The Central Bank (BCRA) announced yesterday that come December, the new AR$ 1,000 bill will go into circulation.
The note, which will have the image of Argentina’s national bird, the hornero, will replace the 500 peso bill as the highest denomination of bank note in current circulation and will constitute 11 percent of the total emission of paper money. The official design has not been revealed yet so you will have to deal with this crude image that is available around the web.
Ever since the Macri administration took office, the BCRA has released AR$ 200 and AR$ 500 notes, with images of a Blue Whale and a Yaguareté, respectively. Moreover, it intends to replace the AR$ 5 and AR$ 10 notes with coins next year, making the AR$ 20 the lowest-denomination note.
The landing of the hornero bird represents the Macri administration’s aim to replace all historic leaders on bank notes with animals, in an attempt to depoliticize the currency. As such, the 500-peso note which came in last year, bears the image of the yaguareté. Similarly, Juan Manuel de Rosas, who led the Battle of Vuelta de Obligado against the Anglo-French invasion is gradually getting the axe, as his face on the AR$ 20 note is slowly being replaced by that of a guanaco, a South American camelid.
With this move, the Central Bank, under the direction of its president Federico Sturzenegger, is looking to reduce costs, relieve the strain on storage space and produce better quality money.
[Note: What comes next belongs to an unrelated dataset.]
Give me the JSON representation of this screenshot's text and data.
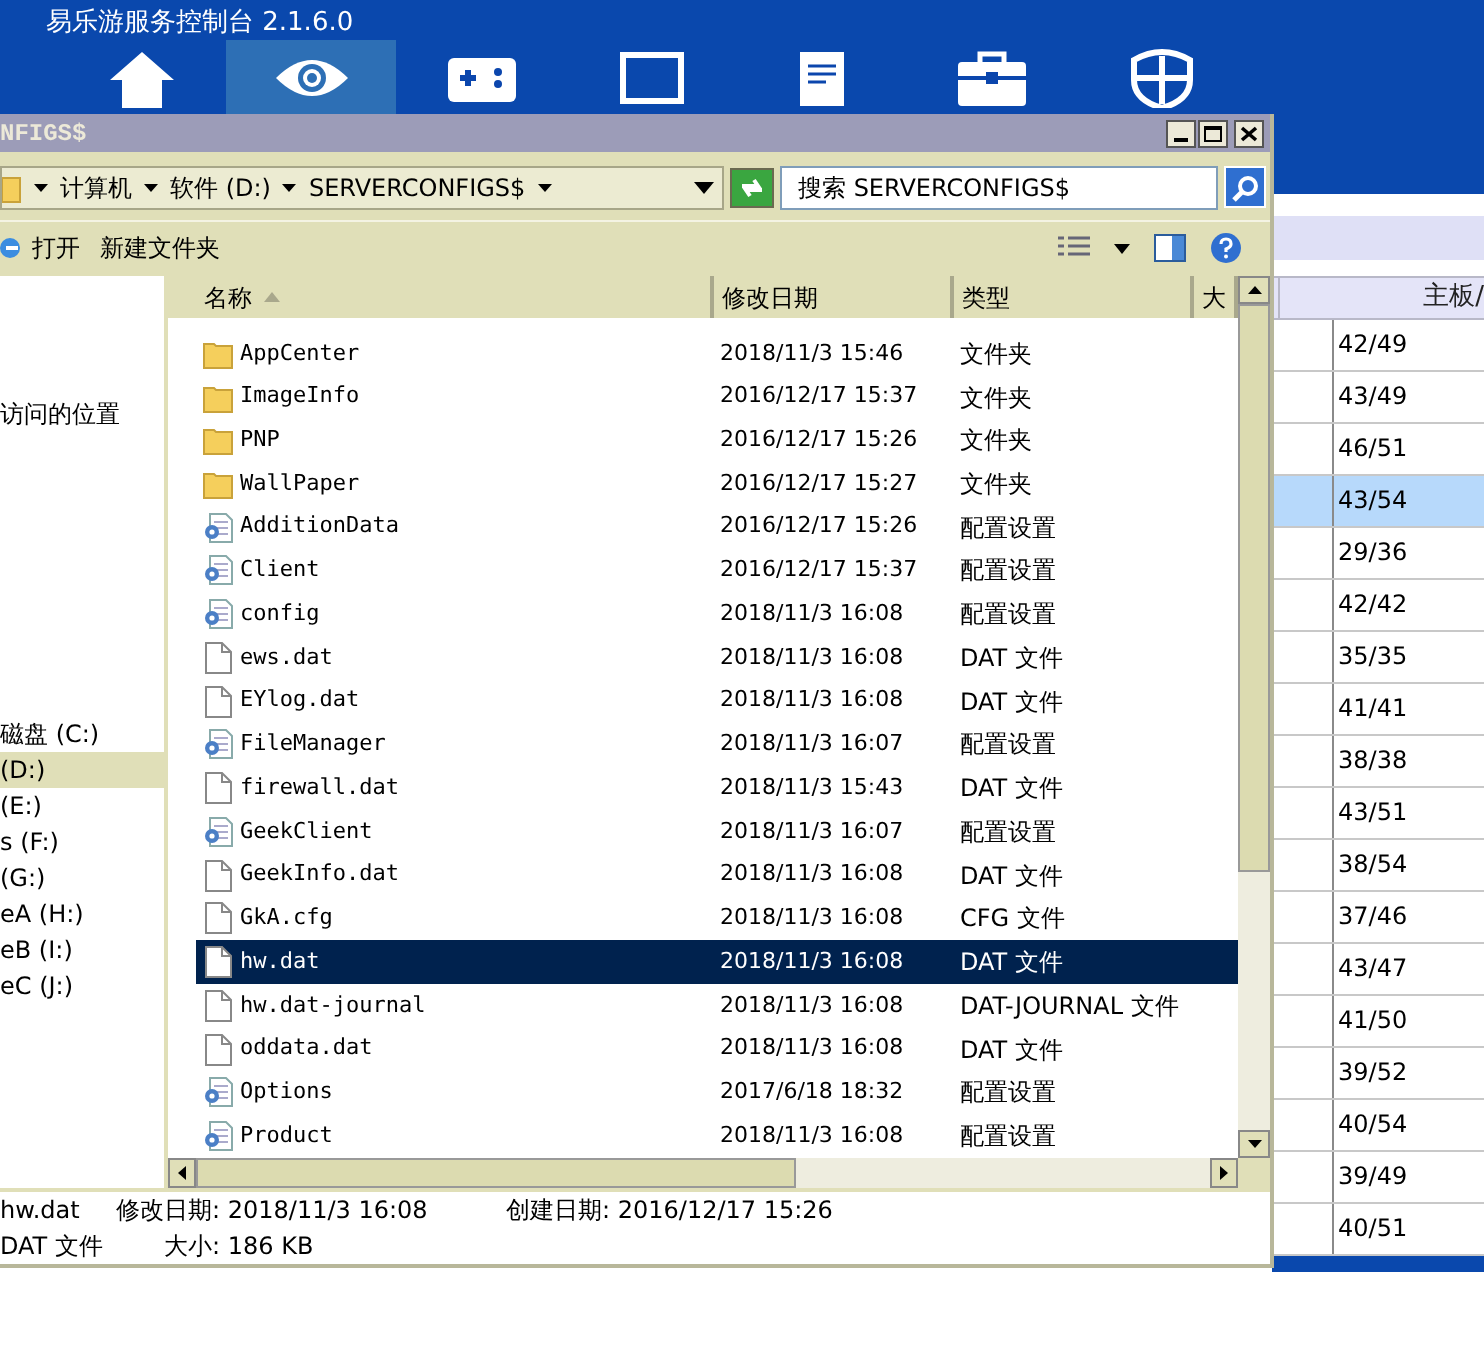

To elaborate, it is much cheaper for banks to produce coins than print notes, and coins also have a much longer self life than notes.